It’s not an unfamiliar production style. Just as Nils Frahm hibernates inside the piano to observe the percussive mechanism behind the soft and graceful melody emitted externally, each note on Five Songs is rendered crucial and deliberate by the clunk of wooden hammer that precedes it. Equally, the notes themselves gain a tangible warmth for being captured and trapped inside the body of the piano itself, forced to ricochet back in on themselves and sending the wooden carcass into soft vibration. These songs aren’t presented as the immaculate end result; rather, they are birthed in real time, as thumbs and fingers trigger an intricate sequence of hammer falls and send strings into a deep, swamping resonance.

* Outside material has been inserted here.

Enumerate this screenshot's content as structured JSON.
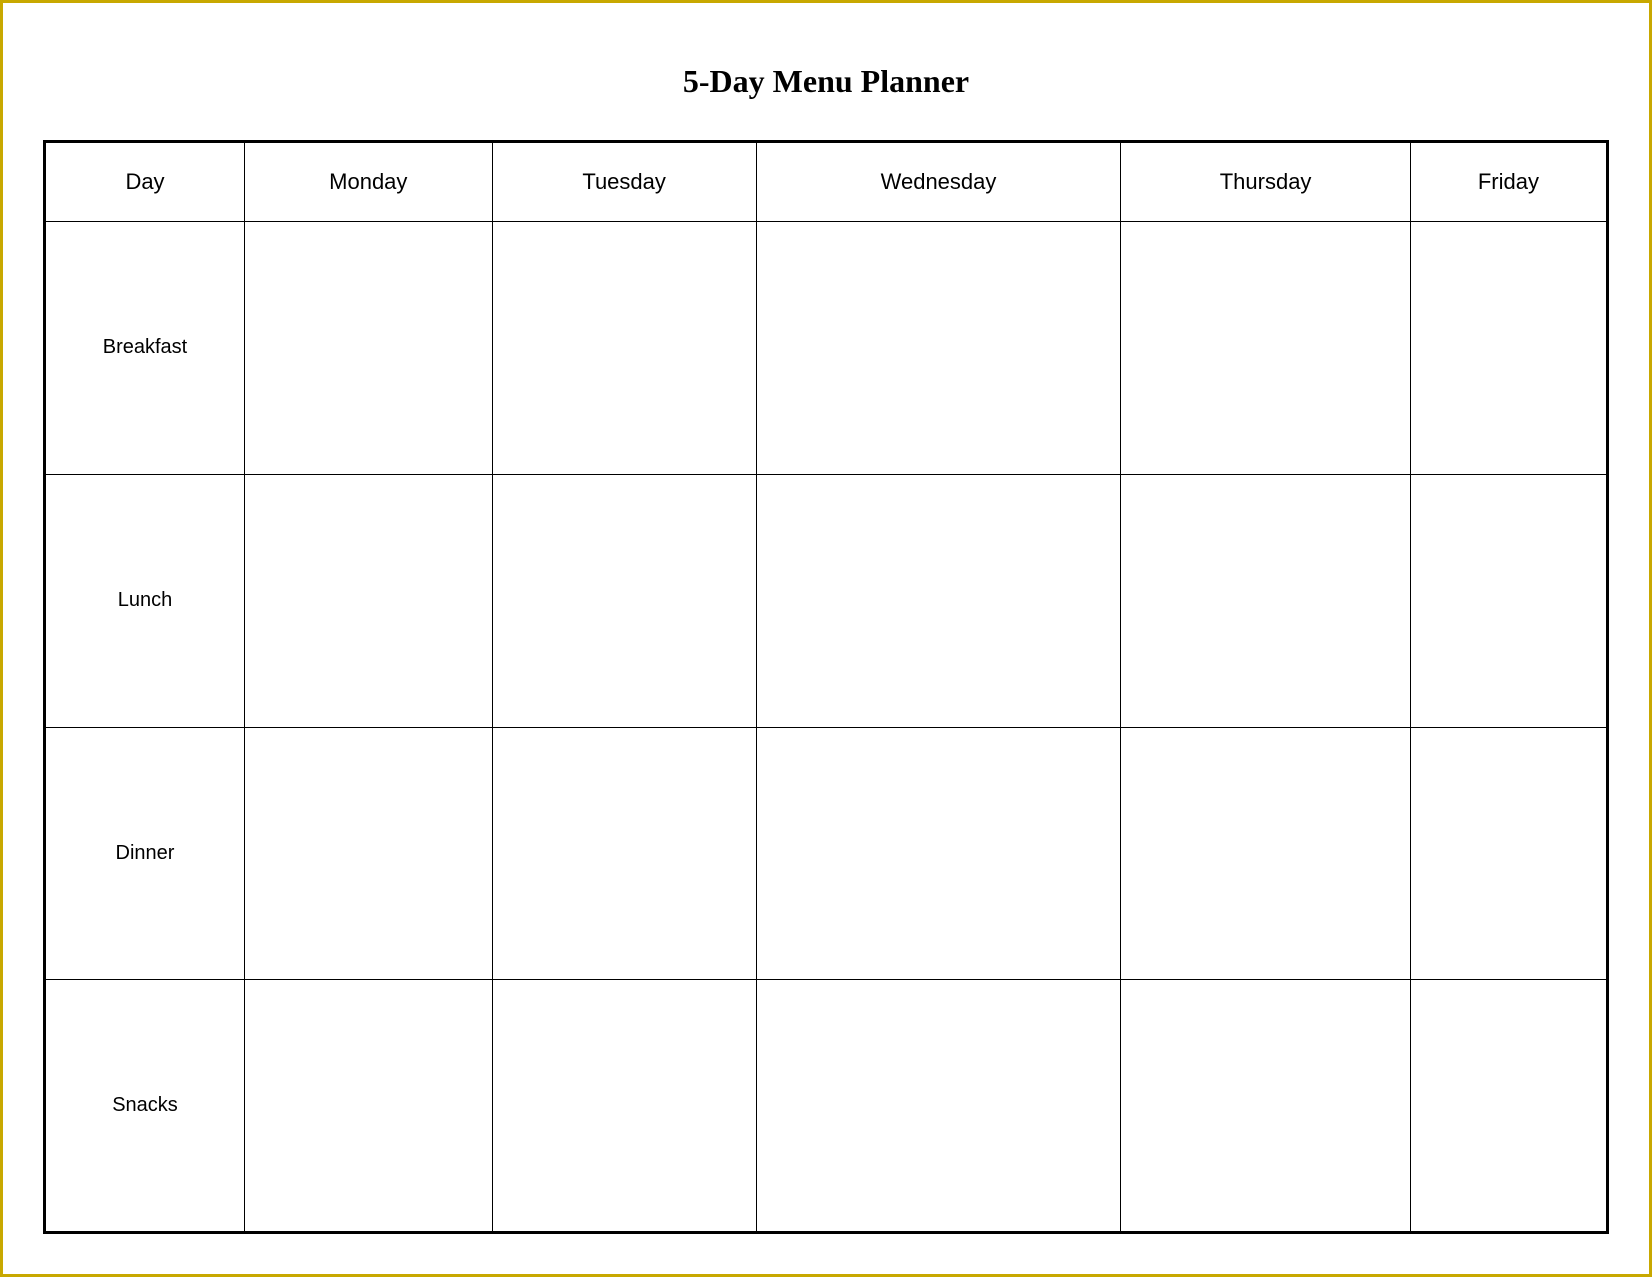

It’s 18 minutes long and passes extremely quickly. Once it’s over I feel like I’ve caught myself daydreaming into the song of a small music box; it’s fleeting, brittle, and beset with a gentle and somewhat modest emotional lure. Some of the more woozy and cinematically inclined contemporary piano players come to mind – Eluvium’s Matthew Cooper, flashes of Carlos Cipa – and Five Songs feels quietly content in letting its music unfurl organically within this template, with its real melancholy deriving in its helpless inevitability rather the potency of any particular sequence of chords.